[Saved entries]
◇ ◇ ◇ ◇

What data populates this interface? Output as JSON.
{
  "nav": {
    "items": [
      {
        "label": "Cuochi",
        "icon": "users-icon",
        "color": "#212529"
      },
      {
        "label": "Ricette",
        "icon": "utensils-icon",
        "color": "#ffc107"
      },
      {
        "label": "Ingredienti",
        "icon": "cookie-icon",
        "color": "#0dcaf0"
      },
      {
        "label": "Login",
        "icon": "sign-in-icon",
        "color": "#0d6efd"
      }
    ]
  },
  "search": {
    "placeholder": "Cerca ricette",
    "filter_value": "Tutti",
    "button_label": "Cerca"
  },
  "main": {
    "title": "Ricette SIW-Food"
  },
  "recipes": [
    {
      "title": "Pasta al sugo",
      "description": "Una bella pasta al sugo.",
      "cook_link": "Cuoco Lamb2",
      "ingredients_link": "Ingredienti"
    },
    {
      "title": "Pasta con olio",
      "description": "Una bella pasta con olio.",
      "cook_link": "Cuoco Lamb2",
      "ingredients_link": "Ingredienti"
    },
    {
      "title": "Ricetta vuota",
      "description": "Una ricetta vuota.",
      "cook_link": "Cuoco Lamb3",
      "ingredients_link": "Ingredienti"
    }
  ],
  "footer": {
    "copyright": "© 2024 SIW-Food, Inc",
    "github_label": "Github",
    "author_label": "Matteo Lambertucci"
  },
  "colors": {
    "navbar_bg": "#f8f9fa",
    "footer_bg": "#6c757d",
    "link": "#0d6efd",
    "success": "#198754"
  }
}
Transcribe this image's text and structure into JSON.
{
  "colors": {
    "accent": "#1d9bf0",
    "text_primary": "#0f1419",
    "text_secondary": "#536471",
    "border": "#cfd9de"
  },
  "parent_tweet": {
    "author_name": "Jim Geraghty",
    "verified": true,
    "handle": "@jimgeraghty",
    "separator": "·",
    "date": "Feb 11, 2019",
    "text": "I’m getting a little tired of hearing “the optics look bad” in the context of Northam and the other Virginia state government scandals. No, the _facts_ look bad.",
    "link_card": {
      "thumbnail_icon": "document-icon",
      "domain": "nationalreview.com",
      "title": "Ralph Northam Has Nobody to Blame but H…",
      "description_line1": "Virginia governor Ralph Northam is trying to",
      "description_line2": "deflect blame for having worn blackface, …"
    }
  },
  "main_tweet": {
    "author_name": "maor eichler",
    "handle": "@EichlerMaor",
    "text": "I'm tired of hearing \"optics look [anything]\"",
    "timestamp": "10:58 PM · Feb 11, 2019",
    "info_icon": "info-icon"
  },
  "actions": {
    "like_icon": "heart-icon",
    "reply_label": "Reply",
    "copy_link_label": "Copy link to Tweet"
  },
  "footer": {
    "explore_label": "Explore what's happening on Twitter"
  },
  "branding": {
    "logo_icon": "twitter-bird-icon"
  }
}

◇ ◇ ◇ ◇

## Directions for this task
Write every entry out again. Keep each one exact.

## Exercise answer
What data populates this interface? Output as JSON.
{
  "nav": {
    "items": [
      {
        "label": "Cuochi",
        "icon": "users-icon",
        "color": "#212529"
      },
      {
        "label": "Ricette",
        "icon": "utensils-icon",
        "color": "#ffc107"
      },
      {
        "label": "Ingredienti",
        "icon": "cookie-icon",
        "color": "#0dcaf0"
      },
      {
        "label": "Login",
        "icon": "sign-in-icon",
        "color": "#0d6efd"
      }
    ]
  },
  "search": {
    "placeholder": "Cerca ricette",
    "filter_value": "Tutti",
    "button_label": "Cerca"
  },
  "main": {
    "title": "Ricette SIW-Food"
  },
  "recipes": [
    {
      "title": "Pasta al sugo",
      "description": "Una bella pasta al sugo.",
      "cook_link": "Cuoco Lamb2",
      "ingredients_link": "Ingredienti"
    },
    {
      "title": "Pasta con olio",
      "description": "Una bella pasta con olio.",
      "cook_link": "Cuoco Lamb2",
      "ingredients_link": "Ingredienti"
    },
    {
      "title": "Ricetta vuota",
      "description": "Una ricetta vuota.",
      "cook_link": "Cuoco Lamb3",
      "ingredients_link": "Ingredienti"
    }
  ],
  "footer": {
    "copyright": "© 2024 SIW-Food, Inc",
    "github_label": "Github",
    "author_label": "Matteo Lambertucci"
  },
  "colors": {
    "navbar_bg": "#f8f9fa",
    "footer_bg": "#6c757d",
    "link": "#0d6efd",
    "success": "#198754"
  }
}
Transcribe this image's text and structure into JSON.
{
  "colors": {
    "accent": "#1d9bf0",
    "text_primary": "#0f1419",
    "text_secondary": "#536471",
    "border": "#cfd9de"
  },
  "parent_tweet": {
    "author_name": "Jim Geraghty",
    "verified": true,
    "handle": "@jimgeraghty",
    "separator": "·",
    "date": "Feb 11, 2019",
    "text": "I’m getting a little tired of hearing “the optics look bad” in the context of Northam and the other Virginia state government scandals. No, the _facts_ look bad.",
    "link_card": {
      "thumbnail_icon": "document-icon",
      "domain": "nationalreview.com",
      "title": "Ralph Northam Has Nobody to Blame but H…",
      "description_line1": "Virginia governor Ralph Northam is trying to",
      "description_line2": "deflect blame for having worn blackface, …"
    }
  },
  "main_tweet": {
    "author_name": "maor eichler",
    "handle": "@EichlerMaor",
    "text": "I'm tired of hearing \"optics look [anything]\"",
    "timestamp": "10:58 PM · Feb 11, 2019",
    "info_icon": "info-icon"
  },
  "actions": {
    "like_icon": "heart-icon",
    "reply_label": "Reply",
    "copy_link_label": "Copy link to Tweet"
  },
  "footer": {
    "explore_label": "Explore what's happening on Twitter"
  },
  "branding": {
    "logo_icon": "twitter-bird-icon"
  }
}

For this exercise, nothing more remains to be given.